#### [TASK GOAL]
Within the entries below, find the lines that hold "author" and report only how many there are.

#### [Dataset rows for apps and sites]
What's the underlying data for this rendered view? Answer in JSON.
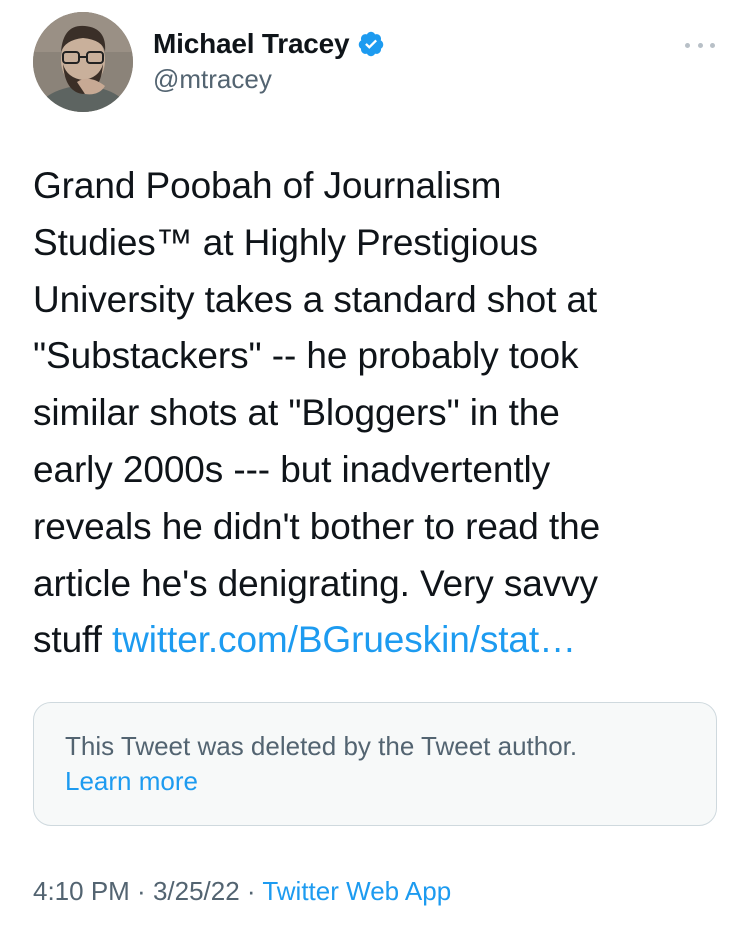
{
  "author": {
    "display_name": "Michael Tracey",
    "handle": "@mtracey",
    "verified_icon": "verified-badge-icon",
    "avatar_icon": "avatar-photo"
  },
  "tweet": {
    "text_lines": [
      "Grand Poobah of Journalism",
      "Studies™ at Highly Prestigious",
      "University takes a standard shot at",
      "\"Substackers\" -- he probably took",
      "similar shots at \"Bloggers\" in the",
      "early 2000s --- but inadvertently",
      "reveals he didn't bother to read the",
      "article he's denigrating. Very savvy"
    ],
    "last_line_prefix": "stuff ",
    "link_text": "twitter.com/BGrueskin/stat…"
  },
  "quote": {
    "message": "This Tweet was deleted by the Tweet author.",
    "learn_more": "Learn more"
  },
  "meta": {
    "time": "4:10 PM",
    "separator1": " · ",
    "date": "3/25/22",
    "separator2": " · ",
    "source": "Twitter Web App"
  },
  "colors": {
    "link": "#1d9bf0",
    "secondary_text": "#536471",
    "verified": "#1d9bf0"
  }
}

#### [EXERCISE RESULT]
2